The indigenous form of art was everywhere in the United States during this time, such as concert halls, subway stations, college classrooms, and even in American language. New York City brought abroad the Harlem Renaissance, which flourished African American art and writing. For example, Langston Hughes wrote “The Weary Blues”, which was about ragtime artists becoming a huge influence on modern jazz. However, jazz has inspired many people to unite during the 1920’s, for example white jazz performers wanted to perform
Dizzy Gillespie, who was born in South Carolina in 1917, had an amazing talent, and by the age of 20 he was already touring with major bands. He helped bebop really emerge. Bebop was a type a jazz that was more robust and difficult to play. Overall, bebop still remains the stepping stone into multiple new forms of jazz. In conclusion, I believe that the early history of jazz is vital in really understanding the complexity and beauty of jazz as a whole.
Between 1920 and 1960 jazz and the blues were African-Americans greatest contribution to music. Jazz is a rhythmic syncopated form of music involving brass and woodwind instruments as well as the piano. The blues is melancholic form of music that originated in the rural south with African American folk songs. Both genres of music have a great impact on society today Besides being the time of economic flourish know as the roaring twenties, America in the 1920's was also a time of musical advancements and the development of modern jazz. Jazz as we know it became popular around 1920 when African American musician Louis Armstrong perfected the solo artist form of jazz.
The music that developed into the 1910s came to be known as ragtime and, by now, African Americans had been forming bands. These bands generally consisted of instruments like the piano, banjo, and violin. Ragtime was characterized by the steady rhythms played in the left hand of the piano while the right hand played more complex rhythms. (Chilton, 1979) Also, European musical forms such as Rondo and 3 part structures started to show up in African compositions. (Schuller, 1968) The 1920s saw the first few major figures in jazz such as Louis Armstrong and Jelly Roll Morton make their appearance and impact on the jazz scene.
He was a dazzling improviser, technically, emotionally, and intellectually. He changed the format of jazz by bringing the soloist to the forefront, and in his recording groups, the "Hot Five" and the "Hot Seven" (Porter 2), demonstrated that jazz improvisation could go far beyond simply ornamenting the melody. He became the first well known male jazz singer, and also set standards for all later jazz singers, by creating scat singing: singing meaningless syllables instead of words, not unlike instrumental improvisation. During the 1920s, large groups of jazz musicians began to play together, forming the big bands that became so popular in the 1930s and early 1940s, (the swing era).

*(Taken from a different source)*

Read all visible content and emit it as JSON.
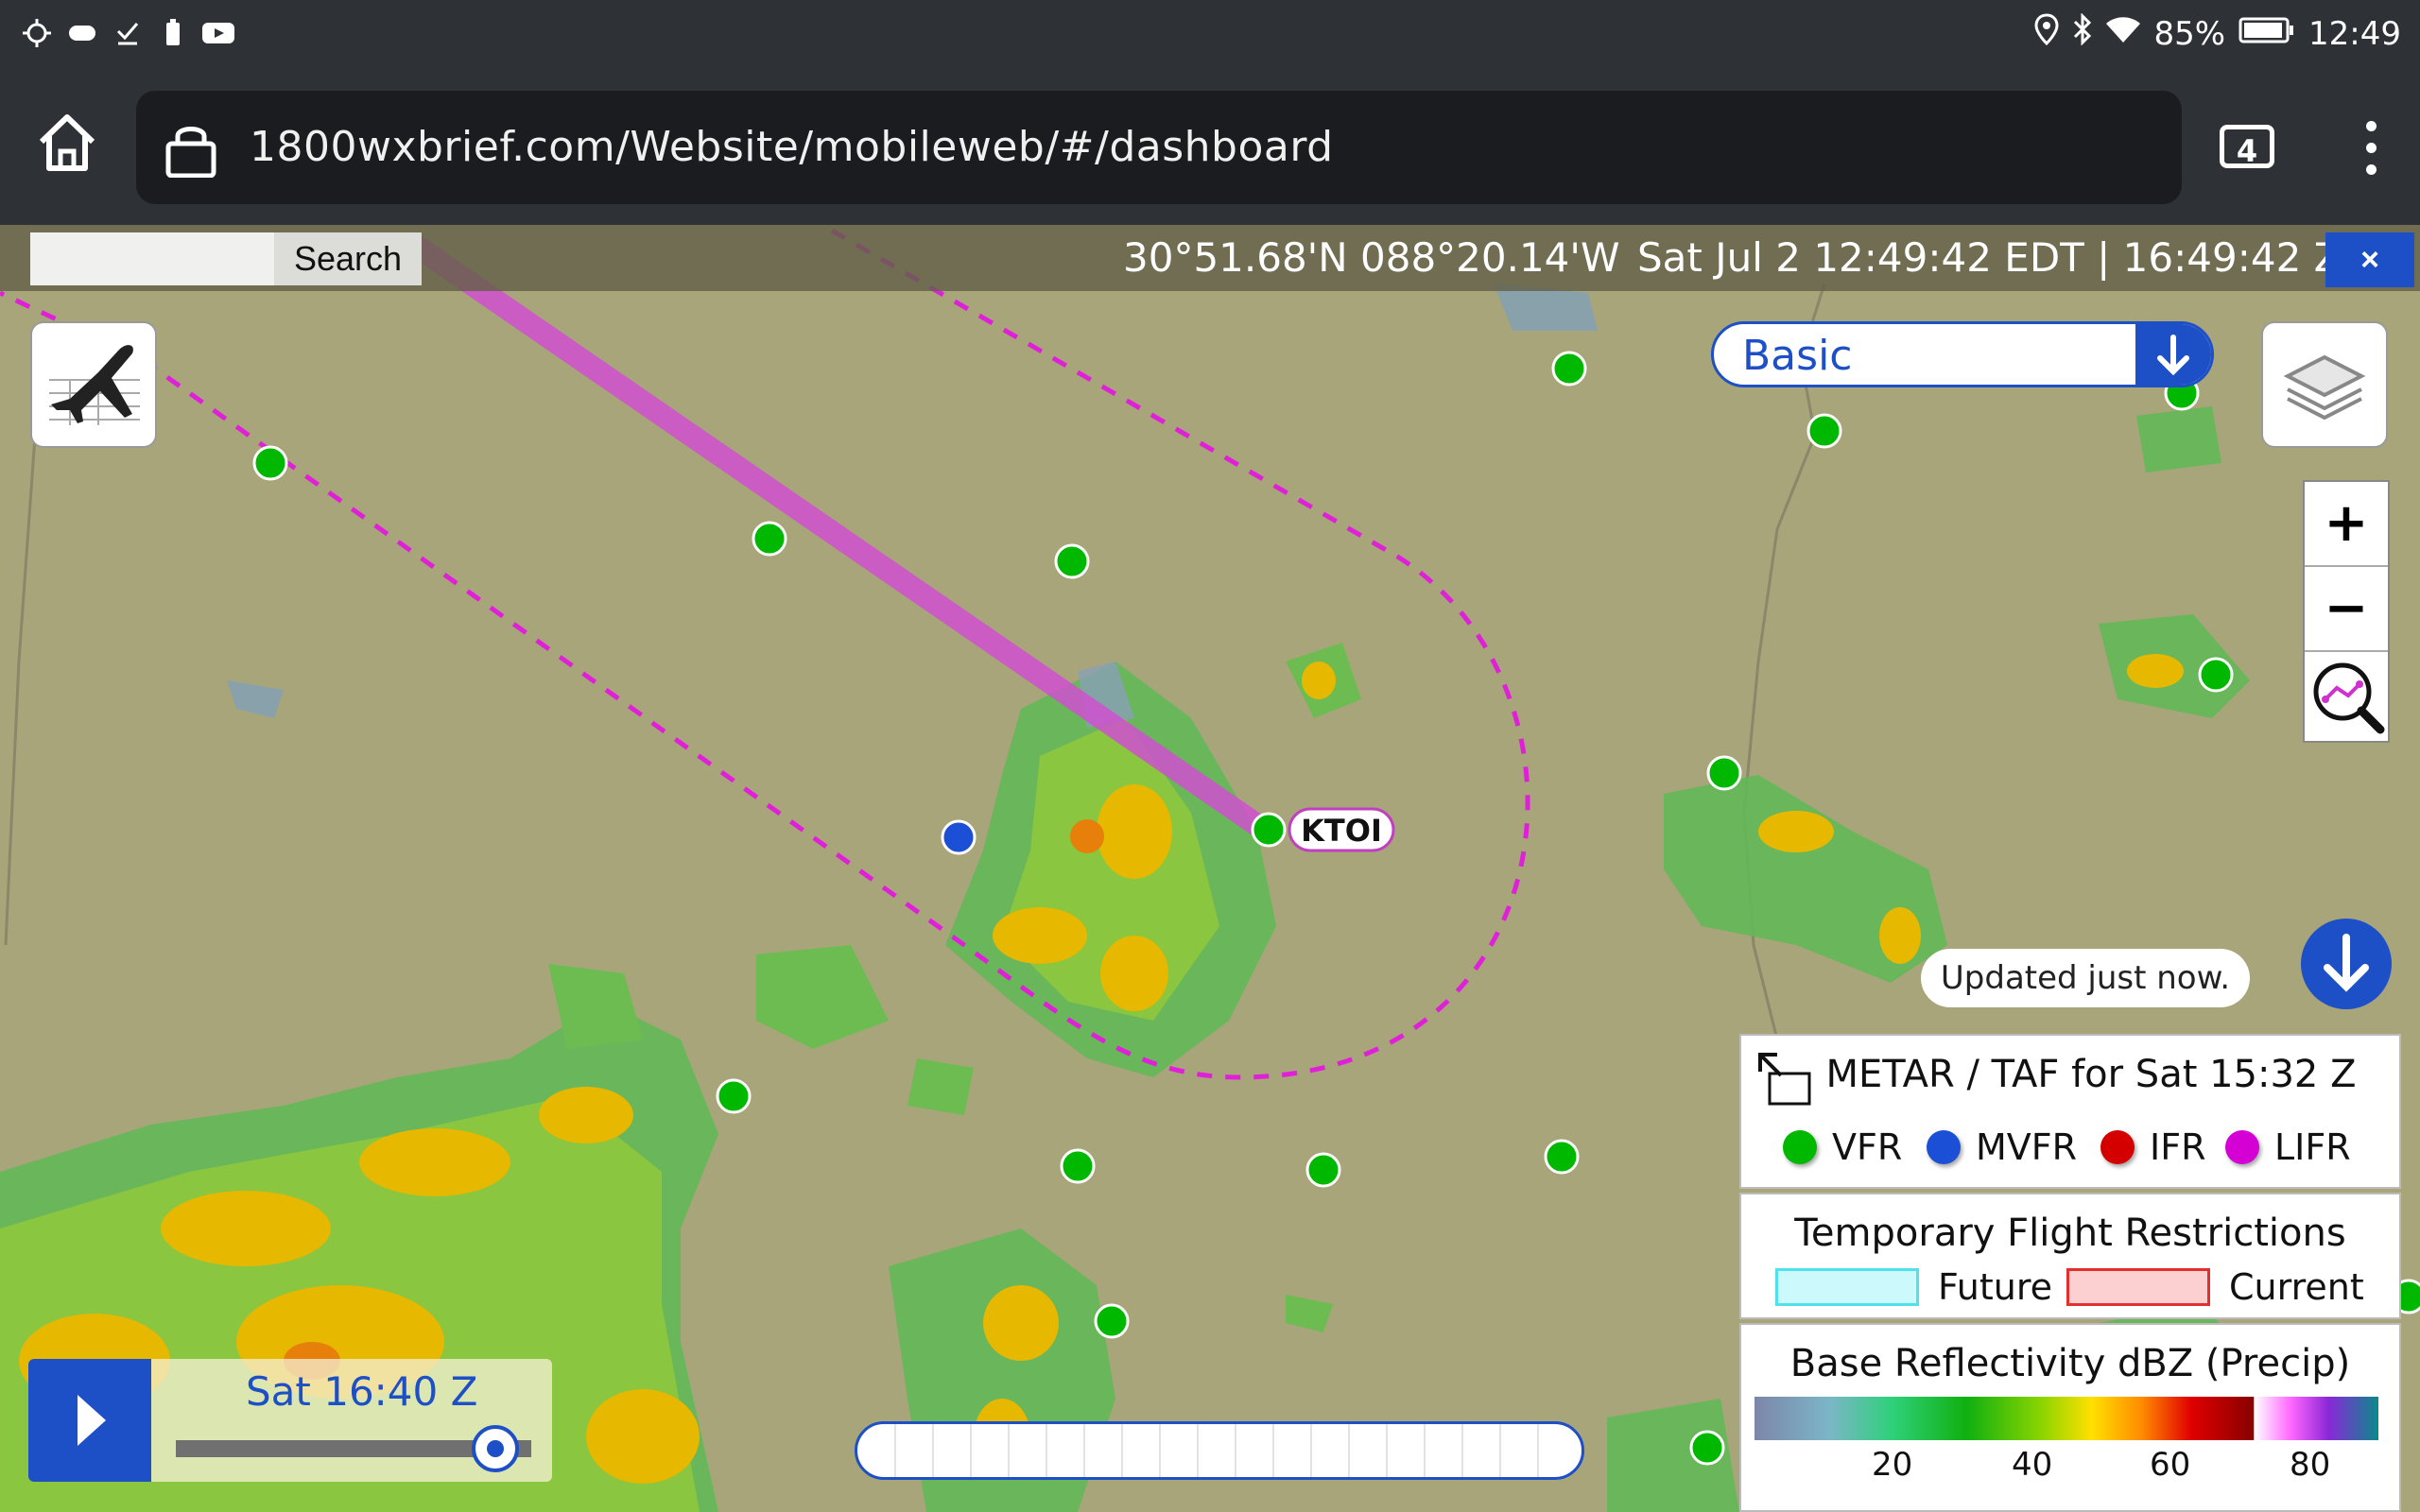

The Roaring Twenties was also known as the Jazz Age. A famous author, F. Scott Fitzgerald, labeled the period from 1919-1929 as the “Jazz Age” because of the immense change it brought about in culture and music in America. African Americans originally developed jazz in the lower Mississippi Delta and it was nourished in New Orleans. New Orleans was the city of popular jazz musicians such as Louis Armstrong. While Jazz has been used in many types of music, including blues, tango, African and Indian, the most basic form o f Jazz is the 32-bar format of the American pop song.
It is believed that African Americans would not be where they are today, if the renaissance had not occurred. The Harlem Renaissance brought a new sense of identity to African Americans such as Louis Armstrong, Duke Ellington, and Billie Holiday; they were no longer defined as worthless objects in society, they had begun a life beyond that. Louis Armstrong was an African American musician whose fame skyrocketed during the Harlem Renaissance. In 1912, Armstrong started to sing on the streets of New Orleans, for a living. However, Louis Armstrong fully came into contact with the musical world after being sent to the New Orleans Colored Waifs Home for Boys.

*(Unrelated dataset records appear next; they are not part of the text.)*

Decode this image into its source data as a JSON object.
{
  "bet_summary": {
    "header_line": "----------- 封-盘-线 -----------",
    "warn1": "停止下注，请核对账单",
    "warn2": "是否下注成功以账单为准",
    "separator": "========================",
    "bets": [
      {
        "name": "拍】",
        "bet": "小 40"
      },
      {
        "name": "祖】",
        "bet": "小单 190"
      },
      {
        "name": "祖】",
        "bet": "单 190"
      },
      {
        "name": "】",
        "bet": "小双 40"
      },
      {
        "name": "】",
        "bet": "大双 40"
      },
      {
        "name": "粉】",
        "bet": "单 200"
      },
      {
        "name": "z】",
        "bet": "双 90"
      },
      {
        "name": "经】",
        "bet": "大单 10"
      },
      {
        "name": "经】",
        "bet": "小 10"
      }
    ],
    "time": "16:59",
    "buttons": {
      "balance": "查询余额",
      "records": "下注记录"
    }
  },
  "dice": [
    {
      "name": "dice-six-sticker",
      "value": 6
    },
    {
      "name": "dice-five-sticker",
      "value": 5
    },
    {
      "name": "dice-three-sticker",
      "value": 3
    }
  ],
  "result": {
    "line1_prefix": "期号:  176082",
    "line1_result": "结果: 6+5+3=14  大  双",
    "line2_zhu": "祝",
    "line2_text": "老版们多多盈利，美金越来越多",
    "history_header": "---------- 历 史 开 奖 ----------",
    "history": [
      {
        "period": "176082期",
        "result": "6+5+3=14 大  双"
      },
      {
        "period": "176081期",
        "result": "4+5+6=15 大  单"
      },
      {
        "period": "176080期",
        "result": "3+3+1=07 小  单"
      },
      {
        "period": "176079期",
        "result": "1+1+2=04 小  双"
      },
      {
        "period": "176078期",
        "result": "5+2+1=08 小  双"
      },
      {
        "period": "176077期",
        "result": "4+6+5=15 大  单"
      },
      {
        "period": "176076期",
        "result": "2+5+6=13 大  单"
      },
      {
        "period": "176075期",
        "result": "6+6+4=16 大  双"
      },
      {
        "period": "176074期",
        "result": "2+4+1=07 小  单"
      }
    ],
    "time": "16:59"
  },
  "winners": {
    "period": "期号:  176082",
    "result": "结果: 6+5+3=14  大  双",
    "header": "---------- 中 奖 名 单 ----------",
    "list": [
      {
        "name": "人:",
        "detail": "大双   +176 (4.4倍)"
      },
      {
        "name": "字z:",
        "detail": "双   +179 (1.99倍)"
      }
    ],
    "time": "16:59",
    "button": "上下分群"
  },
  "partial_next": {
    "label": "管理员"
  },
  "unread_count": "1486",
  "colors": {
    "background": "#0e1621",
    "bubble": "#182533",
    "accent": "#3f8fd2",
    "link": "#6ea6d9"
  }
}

This same type of feel is one of the most defining characteristics of modern jazz music. The idea of this pulse allows different players to play different rhythms at the same speeds. These complex rhythms mashed together, or polyrhythms, were introduced to the United States as the slave trade began to take its course. Afterwards, spirituals blossomed from “plantation Blacks who fused Western European harmonies with African songs, modalities, and practices” (Banfield, 96) such as polyrhythms. Spirituals were quite popular among the slave community and eventually gave birth to the next musical stepping stone to jazz, blues.
Jazz is constantly changing and evolving. From the beginning to now there are six distinct styles mimicking American life for the past century. What started out as ragtime turned into early jazz with musicians like Jelly Roll Morton, Kid Ory and King Oliver. Politically and economically the Great Depression changed everything including the sound and style of jazz music. Quartets became less popular because people wanted music with more of a punch, this was the movement of swing and the big band.
Jazz only appeared as a kind of entertaining music, but since 1940, it is played in the Bars and Night Clubs and also is shown in the important concert performances. For more than 100 years of non-stop development, jazz has produced a talented musician as Louis Armstrong. He was the greatest man among of famous Jazz musicians, who contributed jazz music through his life and his songs. Louis Armstrong changed jazz into a solo art. He infused blues feelings, changed the rhythms and made it swing.